A Kubernetes operator to manage InfluxDB instances. This Operator is built using the Operator SDK, which is part of the Operator Framework and manages one or more InfluxDB instances deployed on Kubernetes.
- Telegraf Kubernetes input plugin
The Kubernetes input plugin talks to the kubelet API using the /stats/summary endpoint to gather metrics about the running pods and containers for a single host.
Telegraf Kubernetes input plugin
- Telegraf, InfluxDB, and Grafana Kubernetes apps
Kubernetes apps are prepackaged applications that can be deployed to Google Kubernetes Engine in minutes.
Telegraf InfluxDB and Grafana package
- Telegraf plugin for Prometheus format
- High Availability (HA) and scalability of monitored data
Large volume of metrics and events can be preserved in InfluxDB storage clusters allowing long-term policy retention together with high data granularity and high series cardinality.
InfluxData—Monitor More than Just Kubernetes
InfluxDB is the market choice for time series data that can power best-in-class solutions that address the needs of DevOps, netops, security, workflow automation, and business intelligence. Its vibrant community embraced the InfluxDB open source project for its ease of deployment and operation, speed, and support for push and pull data collection. In addition, its feature-rich capabilities allow for downsampling, rollups and setting long retention periods of historical data which are important to the users. InfluxData core capabilities meet the needs of both ends of the spectrum: simple single-node deployment to large, complex high availability clusters and distributed resource-constrained environments.
In summary, to differentiate InfluxData offers these qualitative and quantitative advantages:
- Visibility – Telegraf can collect metrics and events via the 200+ collector agents to provide visibility across your infrastructure, clusters, hosts, VMs, data stores and container orchestrators like Kubernetes.
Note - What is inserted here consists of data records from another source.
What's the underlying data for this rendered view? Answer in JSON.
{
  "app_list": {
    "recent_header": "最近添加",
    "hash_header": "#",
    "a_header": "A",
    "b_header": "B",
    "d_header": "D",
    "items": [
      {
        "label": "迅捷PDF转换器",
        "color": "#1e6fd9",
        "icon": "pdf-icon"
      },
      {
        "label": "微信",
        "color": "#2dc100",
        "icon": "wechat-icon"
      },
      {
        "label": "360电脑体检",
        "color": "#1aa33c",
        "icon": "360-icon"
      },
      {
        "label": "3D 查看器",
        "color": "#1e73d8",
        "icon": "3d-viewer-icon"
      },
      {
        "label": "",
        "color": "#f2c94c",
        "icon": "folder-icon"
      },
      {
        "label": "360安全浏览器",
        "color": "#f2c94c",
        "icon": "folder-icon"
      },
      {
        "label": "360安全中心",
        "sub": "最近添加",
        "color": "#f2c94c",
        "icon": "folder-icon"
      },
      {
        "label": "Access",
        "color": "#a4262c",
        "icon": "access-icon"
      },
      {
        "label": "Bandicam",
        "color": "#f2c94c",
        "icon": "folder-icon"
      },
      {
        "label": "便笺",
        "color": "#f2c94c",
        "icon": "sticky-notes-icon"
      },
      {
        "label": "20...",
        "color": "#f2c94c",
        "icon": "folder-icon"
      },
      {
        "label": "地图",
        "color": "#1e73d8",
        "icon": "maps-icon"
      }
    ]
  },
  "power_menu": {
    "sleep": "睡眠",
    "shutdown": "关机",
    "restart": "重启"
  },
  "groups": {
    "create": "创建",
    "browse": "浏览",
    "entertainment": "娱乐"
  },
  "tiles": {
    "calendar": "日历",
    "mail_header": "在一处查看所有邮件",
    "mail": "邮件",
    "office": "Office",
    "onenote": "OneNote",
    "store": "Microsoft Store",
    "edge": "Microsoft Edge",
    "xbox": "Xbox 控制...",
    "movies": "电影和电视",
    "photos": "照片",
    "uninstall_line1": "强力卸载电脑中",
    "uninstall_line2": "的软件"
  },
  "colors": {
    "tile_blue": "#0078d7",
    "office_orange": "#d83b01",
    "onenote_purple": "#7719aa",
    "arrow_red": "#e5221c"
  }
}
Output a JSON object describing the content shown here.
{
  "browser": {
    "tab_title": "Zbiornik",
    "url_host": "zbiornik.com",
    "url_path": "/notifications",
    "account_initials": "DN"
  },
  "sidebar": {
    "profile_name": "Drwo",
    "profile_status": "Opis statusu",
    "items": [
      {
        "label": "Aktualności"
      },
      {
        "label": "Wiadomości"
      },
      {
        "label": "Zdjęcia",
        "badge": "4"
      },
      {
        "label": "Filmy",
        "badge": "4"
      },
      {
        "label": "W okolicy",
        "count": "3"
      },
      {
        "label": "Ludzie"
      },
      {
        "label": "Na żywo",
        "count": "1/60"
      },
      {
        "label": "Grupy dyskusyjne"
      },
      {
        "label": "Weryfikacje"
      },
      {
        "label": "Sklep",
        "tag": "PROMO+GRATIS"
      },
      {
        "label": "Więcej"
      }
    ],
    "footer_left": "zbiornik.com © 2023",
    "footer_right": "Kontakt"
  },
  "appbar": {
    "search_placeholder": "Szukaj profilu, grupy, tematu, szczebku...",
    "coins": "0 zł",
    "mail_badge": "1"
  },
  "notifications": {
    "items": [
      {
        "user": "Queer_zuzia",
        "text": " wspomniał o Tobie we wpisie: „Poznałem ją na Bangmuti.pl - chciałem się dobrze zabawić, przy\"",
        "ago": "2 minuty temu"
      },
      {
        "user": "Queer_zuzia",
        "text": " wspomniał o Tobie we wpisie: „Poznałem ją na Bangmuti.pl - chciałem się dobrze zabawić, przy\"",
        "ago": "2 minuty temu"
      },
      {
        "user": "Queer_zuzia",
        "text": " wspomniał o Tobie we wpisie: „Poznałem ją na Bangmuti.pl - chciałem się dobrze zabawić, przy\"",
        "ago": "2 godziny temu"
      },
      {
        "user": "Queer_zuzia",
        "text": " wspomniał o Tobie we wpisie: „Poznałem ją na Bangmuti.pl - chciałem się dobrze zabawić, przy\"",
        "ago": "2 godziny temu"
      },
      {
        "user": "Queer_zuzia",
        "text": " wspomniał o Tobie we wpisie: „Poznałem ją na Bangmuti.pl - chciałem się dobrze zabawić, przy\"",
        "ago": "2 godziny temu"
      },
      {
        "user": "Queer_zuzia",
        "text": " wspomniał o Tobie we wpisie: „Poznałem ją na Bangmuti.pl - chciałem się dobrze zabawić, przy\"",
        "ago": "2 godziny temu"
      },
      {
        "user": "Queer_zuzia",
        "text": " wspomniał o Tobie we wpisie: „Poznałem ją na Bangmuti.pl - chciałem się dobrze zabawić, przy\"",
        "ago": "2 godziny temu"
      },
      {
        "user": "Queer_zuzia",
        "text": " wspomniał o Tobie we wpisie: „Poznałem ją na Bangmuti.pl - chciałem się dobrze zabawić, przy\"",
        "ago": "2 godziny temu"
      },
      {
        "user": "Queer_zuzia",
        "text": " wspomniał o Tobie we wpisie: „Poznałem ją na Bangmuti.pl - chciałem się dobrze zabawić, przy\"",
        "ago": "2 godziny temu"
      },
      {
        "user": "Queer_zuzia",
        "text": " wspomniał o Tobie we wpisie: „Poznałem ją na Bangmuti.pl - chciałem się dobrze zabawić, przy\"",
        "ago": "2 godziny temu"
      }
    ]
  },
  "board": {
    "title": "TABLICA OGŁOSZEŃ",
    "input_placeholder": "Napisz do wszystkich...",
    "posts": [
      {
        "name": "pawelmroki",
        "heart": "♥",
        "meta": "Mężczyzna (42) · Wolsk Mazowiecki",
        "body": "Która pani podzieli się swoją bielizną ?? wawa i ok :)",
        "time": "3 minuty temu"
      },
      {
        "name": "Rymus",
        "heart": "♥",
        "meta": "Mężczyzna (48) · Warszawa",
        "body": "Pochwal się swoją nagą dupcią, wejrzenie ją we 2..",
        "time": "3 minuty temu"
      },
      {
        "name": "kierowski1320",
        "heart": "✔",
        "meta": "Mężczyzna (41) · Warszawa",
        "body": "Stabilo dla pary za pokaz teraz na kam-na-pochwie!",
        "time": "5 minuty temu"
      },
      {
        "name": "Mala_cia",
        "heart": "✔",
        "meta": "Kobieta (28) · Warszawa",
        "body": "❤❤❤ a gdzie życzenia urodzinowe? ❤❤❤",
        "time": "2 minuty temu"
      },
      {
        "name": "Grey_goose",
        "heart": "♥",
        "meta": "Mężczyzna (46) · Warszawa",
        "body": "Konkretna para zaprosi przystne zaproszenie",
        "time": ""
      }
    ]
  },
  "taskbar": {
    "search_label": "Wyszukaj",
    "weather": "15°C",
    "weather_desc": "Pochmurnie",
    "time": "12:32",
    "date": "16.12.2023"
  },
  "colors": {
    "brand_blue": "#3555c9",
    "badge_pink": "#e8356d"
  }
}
- Clustering and High Availability (HA) – InfluxEnterprise provides clustering, an ideal solution for long-term storage to complement Prometheus’ ephemeral storage.
- Security and Alerting – For Enterprises that need advanced features such as fine-grained security, real-time analytics and alerting, InfluxData provides the perfect complementary stack to Prometheus.
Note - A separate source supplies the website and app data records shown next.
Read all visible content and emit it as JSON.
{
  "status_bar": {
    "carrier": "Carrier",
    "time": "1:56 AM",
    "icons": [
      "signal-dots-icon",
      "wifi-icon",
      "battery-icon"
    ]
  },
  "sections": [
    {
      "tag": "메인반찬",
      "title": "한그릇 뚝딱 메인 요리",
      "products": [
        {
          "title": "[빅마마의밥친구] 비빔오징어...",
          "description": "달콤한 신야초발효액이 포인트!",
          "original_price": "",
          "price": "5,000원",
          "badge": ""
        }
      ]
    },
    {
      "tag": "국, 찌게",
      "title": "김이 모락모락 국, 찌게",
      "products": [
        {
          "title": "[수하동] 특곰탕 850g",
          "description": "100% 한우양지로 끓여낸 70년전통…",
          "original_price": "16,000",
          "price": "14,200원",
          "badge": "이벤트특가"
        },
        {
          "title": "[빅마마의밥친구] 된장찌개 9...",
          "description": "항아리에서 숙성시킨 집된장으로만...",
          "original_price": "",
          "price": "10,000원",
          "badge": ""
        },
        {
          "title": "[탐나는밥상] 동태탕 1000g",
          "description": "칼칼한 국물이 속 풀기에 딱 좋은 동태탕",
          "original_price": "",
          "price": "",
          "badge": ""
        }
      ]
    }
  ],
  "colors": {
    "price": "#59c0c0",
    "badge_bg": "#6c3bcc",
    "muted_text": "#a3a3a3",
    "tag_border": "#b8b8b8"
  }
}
- Predefined Dashboards – Pre-canned dashboards are available in Chronograf for monitoring Kubernetes, applications, networks, and systems.
- Handle both Metrics and Events – Prometheus is good for scraping (or Pull) Metrics but not a good solution for Events (Push). InfluxData enables enterprises to monitor both metrics and events and furthermore blends them with business context as needed.
- Real-time analytics: InfluxData real-time processing engine, Kapacitor, allows for raw, aggregated or transformed metrics to be used for alerting, workflow automation, machine learning, and business intelligence.
With a motivated global developer community, InfluxData is continuously pushing the edge of times series storage and processing. It delivers a solution that meets the requirements of even the most sensitive and demanding sectors like finance and service providers.
Fundamentally, InfluxData is an enterprise-grade platform for the collection, storage and real-time analysis of time series data. This data’s value is in its ability to ensure the availability and reliability of host-based or container-based infrastructure, services, and applications. Business metrics are also collected in time series data format and applied to measure business performance, which will drive investment decisions. The combination of Kubernetes with InfluxData provides the application environment foundation to support organizations on their journey to growth and modernization.
Content on Kubernetes and InfluxData
- Webinar: How InfluxData makes Kubernetes an even better Master of its components through monitoring: This webinar shows you how to use InfluxData to help Kubernetes orchestrate the scaling out applications by monitoring all components of the underlying infrastructure.
- Webinar: Service Discovery, pull and Kubernetes: How Kapacitor’s new Service discovery and scraping code will allow any service discovery target that works with Prometheus to work with Kapacitor.
- Blog: Draft for Kubernetes – A Prototyping Tool